China’s Ministry of Transport is predicting 2.9 billion trips during the 40-day Spring Festival period between 21 January and 3 March, reports the Associated Press. China’s total population is just under 1.4 billion.

Macau during Lunar New Year.
Macau during Lunar New Year. Image by travel oriented / CC BY-SA 2.0

This year, Lunar New Year will be celebrated with parades, festivals and parties on 8 February, marking the beginning of the Year of the Monkey.

Travel is an integral part of the holiday, as it is customary to head home to spend time with family. That brings many workers and students back to their communities, sometimes for the only time in a year, reports Bloomberg. While many people are travelling towards home, neighbouring countries are expecting a boost in tourism.

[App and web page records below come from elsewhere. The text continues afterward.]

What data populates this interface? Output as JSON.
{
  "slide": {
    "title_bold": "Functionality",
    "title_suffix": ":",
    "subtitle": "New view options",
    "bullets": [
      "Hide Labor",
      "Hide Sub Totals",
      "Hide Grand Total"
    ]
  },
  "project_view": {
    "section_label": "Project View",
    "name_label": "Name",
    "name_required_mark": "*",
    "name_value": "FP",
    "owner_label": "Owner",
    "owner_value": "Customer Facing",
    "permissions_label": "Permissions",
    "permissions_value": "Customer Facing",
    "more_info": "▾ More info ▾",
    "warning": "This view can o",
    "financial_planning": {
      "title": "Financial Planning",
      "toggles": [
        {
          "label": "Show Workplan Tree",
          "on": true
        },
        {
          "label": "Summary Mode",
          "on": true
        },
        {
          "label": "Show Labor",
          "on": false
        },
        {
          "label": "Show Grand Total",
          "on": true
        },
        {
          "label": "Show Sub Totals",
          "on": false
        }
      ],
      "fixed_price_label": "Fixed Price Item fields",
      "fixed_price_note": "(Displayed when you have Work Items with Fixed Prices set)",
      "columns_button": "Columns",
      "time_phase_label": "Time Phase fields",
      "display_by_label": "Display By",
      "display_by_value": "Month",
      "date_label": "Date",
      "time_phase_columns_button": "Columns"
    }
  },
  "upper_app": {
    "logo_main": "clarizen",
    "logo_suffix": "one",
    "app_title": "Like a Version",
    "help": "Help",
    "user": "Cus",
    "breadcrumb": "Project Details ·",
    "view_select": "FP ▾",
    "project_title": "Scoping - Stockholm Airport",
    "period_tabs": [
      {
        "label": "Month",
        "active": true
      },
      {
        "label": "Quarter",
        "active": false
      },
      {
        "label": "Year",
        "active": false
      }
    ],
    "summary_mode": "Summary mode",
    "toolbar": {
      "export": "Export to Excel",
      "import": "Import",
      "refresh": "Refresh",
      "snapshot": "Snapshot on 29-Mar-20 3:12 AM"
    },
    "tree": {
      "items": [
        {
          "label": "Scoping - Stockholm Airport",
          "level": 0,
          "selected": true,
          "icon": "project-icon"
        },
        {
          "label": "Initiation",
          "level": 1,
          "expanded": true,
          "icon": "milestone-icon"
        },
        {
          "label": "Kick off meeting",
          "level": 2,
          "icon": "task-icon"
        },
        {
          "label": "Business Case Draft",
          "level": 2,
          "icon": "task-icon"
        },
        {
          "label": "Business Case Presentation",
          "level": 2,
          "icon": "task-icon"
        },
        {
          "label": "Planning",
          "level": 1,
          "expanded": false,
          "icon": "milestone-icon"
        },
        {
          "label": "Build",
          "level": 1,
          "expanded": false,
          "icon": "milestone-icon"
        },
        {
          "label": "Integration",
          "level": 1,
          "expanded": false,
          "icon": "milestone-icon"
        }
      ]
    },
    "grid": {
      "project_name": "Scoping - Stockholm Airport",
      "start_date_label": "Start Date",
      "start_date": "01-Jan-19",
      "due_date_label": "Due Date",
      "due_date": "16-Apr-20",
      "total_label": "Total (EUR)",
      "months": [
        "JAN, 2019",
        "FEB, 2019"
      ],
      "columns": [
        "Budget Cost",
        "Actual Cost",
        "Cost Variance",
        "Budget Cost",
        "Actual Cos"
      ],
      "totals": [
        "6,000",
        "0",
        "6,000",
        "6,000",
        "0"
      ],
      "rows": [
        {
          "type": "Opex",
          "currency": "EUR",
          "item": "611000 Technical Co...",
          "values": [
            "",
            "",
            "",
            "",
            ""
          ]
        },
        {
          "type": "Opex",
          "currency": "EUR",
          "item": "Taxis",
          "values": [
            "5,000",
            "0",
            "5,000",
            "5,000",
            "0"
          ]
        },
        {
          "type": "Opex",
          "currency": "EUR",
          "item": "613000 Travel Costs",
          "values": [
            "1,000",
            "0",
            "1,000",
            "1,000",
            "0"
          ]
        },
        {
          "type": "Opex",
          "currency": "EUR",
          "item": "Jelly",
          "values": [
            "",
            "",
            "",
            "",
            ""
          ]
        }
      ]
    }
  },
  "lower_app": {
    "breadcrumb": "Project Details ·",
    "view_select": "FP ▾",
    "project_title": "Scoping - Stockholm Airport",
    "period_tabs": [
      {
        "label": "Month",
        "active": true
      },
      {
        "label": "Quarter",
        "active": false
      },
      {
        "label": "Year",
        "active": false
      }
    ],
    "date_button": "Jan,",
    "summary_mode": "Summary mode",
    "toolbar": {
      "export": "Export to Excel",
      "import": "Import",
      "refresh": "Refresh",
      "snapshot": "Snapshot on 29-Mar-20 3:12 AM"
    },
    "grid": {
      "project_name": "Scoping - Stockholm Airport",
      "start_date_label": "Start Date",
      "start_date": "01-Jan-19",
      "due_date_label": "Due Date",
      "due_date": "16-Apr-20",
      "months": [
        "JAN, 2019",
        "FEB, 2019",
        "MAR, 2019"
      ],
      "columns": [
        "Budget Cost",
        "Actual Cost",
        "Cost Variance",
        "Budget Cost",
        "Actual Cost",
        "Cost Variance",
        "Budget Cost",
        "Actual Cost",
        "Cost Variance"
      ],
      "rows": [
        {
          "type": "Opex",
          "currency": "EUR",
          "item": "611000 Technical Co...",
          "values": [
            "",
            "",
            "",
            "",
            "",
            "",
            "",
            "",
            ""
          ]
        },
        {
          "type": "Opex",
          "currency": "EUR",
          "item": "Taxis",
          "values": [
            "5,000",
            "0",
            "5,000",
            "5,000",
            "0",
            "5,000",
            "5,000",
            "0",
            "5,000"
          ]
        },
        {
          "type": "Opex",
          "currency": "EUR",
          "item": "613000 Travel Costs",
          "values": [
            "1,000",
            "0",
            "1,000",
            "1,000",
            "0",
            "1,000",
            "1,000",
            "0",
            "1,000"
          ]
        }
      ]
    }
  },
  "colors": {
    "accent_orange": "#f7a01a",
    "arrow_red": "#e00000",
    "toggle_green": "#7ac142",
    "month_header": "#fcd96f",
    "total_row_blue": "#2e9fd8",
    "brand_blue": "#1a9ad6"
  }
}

The Tourism Authority of Thailand says it is expecting to attract about 1.01 million international visitors between 6 and 14 February, a 19% increase over the previous year. Almost half of those visitors are expected to come from China, Hong Kong, Taiwan, Singapore and Malaysia.

Chinese New Year decorations.
Chinese New Year decorations. Image by Warren R.M. Stuart / CC BY 2.0

Other nearby countries are looking at ways to get a share of tourists during Lunar New Year. Indonesia celebrates Chinese New Year as an official holiday, reports ECNS, and Indonesia is hoping to lure travels to its beaches and holiday celebrations, as the ministry of tourism began last-minute promotional events in Chinese cities.

However, with the spring migration comes many travel problems like crowding and delays. This year, some of those issues have been compounded by snow in central China, which caused flight cancellations and delays.

While Lunar New Year will be celebrated around much of Asia, there are also many other cities around the world, like London, New York, and Melbourne, which hold some kind of celebration.

Read more about this year’s Chinese New Year festivals around the world here.